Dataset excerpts
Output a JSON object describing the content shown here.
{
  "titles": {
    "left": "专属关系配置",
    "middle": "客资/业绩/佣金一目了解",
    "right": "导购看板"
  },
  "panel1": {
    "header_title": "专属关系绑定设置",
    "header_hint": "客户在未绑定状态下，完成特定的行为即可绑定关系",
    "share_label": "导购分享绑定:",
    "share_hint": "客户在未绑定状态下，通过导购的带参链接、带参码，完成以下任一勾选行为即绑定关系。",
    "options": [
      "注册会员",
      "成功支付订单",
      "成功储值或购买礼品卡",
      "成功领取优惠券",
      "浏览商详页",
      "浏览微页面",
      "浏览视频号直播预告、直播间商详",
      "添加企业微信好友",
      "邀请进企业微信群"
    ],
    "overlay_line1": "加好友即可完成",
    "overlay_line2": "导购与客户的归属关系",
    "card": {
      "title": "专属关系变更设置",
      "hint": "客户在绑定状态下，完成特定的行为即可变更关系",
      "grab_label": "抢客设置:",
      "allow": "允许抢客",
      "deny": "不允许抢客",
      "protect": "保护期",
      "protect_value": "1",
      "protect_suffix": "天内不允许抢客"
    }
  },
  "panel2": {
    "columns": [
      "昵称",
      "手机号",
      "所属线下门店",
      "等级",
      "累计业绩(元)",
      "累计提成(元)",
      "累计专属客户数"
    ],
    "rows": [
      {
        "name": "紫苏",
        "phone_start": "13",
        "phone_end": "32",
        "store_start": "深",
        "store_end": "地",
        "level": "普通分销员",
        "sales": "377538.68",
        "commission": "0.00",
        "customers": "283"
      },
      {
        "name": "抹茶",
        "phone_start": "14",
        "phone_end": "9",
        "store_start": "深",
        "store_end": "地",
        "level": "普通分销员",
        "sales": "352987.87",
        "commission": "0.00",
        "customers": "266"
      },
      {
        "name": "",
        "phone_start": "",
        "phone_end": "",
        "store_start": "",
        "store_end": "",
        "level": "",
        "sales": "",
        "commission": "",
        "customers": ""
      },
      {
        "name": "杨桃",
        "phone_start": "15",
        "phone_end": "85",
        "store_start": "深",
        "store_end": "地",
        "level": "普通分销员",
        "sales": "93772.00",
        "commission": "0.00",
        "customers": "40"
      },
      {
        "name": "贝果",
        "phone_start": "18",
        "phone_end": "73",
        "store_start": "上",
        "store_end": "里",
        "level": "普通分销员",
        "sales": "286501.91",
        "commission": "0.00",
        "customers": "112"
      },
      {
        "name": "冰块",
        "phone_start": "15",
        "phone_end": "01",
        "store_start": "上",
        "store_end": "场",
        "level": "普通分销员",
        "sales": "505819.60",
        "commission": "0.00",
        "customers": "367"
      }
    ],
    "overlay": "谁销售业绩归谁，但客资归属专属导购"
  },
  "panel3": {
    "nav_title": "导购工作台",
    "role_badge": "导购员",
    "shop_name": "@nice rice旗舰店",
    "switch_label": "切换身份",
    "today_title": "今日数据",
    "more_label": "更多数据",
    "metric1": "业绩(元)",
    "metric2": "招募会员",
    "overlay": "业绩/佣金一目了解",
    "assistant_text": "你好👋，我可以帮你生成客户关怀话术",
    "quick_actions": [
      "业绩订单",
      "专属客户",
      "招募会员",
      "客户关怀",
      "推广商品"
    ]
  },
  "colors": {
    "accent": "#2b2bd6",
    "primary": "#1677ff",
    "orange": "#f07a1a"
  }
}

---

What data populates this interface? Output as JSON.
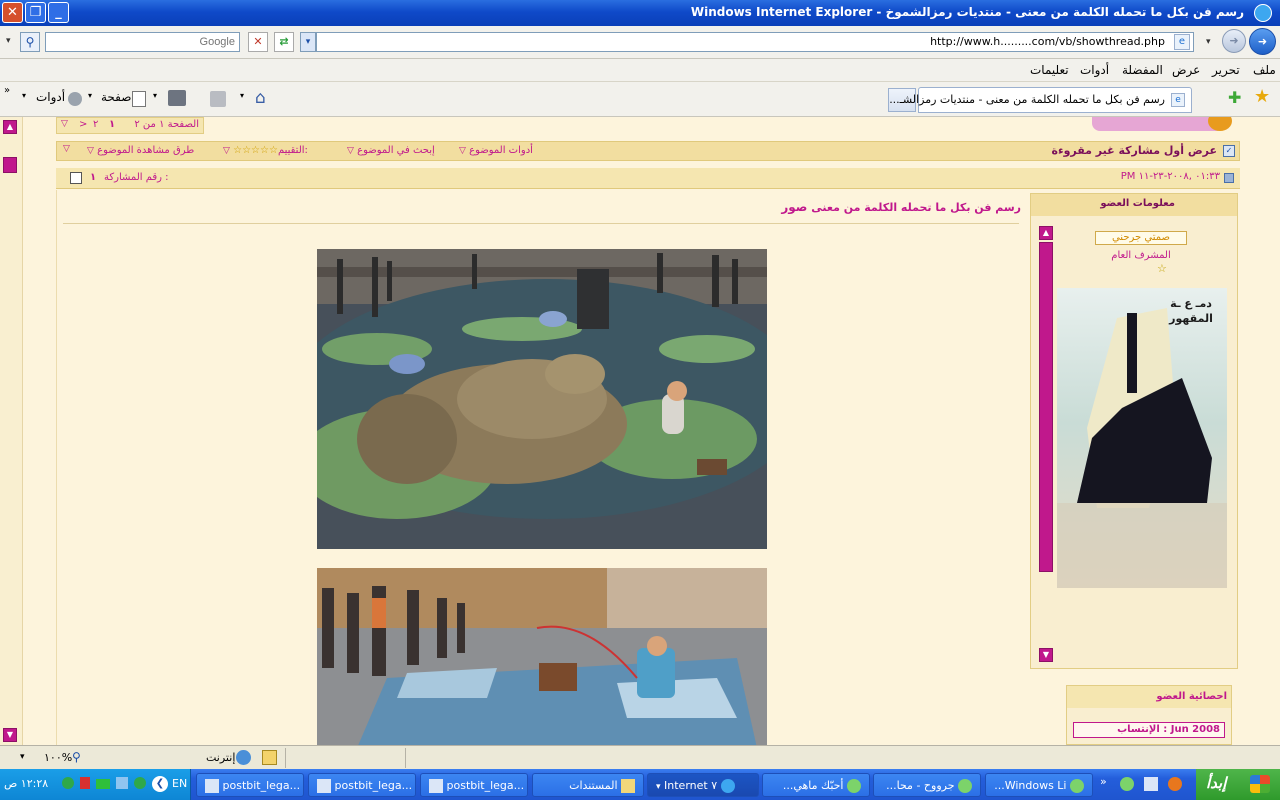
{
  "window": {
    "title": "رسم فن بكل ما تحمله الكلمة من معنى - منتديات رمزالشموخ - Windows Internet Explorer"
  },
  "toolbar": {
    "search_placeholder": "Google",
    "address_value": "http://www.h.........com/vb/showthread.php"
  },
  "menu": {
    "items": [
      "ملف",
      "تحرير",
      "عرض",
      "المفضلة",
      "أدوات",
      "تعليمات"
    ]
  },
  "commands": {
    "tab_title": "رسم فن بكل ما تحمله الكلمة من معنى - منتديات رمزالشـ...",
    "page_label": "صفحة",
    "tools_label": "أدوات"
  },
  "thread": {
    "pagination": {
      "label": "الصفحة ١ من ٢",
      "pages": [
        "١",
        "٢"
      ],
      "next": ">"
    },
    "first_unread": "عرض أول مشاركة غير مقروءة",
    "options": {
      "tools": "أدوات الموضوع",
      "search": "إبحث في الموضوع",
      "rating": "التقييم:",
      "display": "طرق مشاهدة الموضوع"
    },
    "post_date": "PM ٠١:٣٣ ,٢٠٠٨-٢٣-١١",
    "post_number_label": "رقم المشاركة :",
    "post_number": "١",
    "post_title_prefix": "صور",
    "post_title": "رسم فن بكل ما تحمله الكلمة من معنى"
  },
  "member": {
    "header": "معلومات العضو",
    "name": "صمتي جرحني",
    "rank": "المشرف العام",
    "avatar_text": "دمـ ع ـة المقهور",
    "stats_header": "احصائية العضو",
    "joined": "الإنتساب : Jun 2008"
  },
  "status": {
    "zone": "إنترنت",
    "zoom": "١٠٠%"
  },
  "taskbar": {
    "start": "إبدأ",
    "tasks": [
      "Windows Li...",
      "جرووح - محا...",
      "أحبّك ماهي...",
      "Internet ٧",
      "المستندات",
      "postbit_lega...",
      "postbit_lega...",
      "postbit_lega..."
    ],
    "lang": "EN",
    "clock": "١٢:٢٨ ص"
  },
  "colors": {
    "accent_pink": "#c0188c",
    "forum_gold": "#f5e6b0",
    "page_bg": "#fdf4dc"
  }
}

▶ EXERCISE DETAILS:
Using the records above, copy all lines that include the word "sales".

▶ ANSWER BOX:
        "sales": "377538.68",
        "sales": "352987.87",
        "sales": "",
        "sales": "93772.00",
        "sales": "286501.91",
        "sales": "505819.60",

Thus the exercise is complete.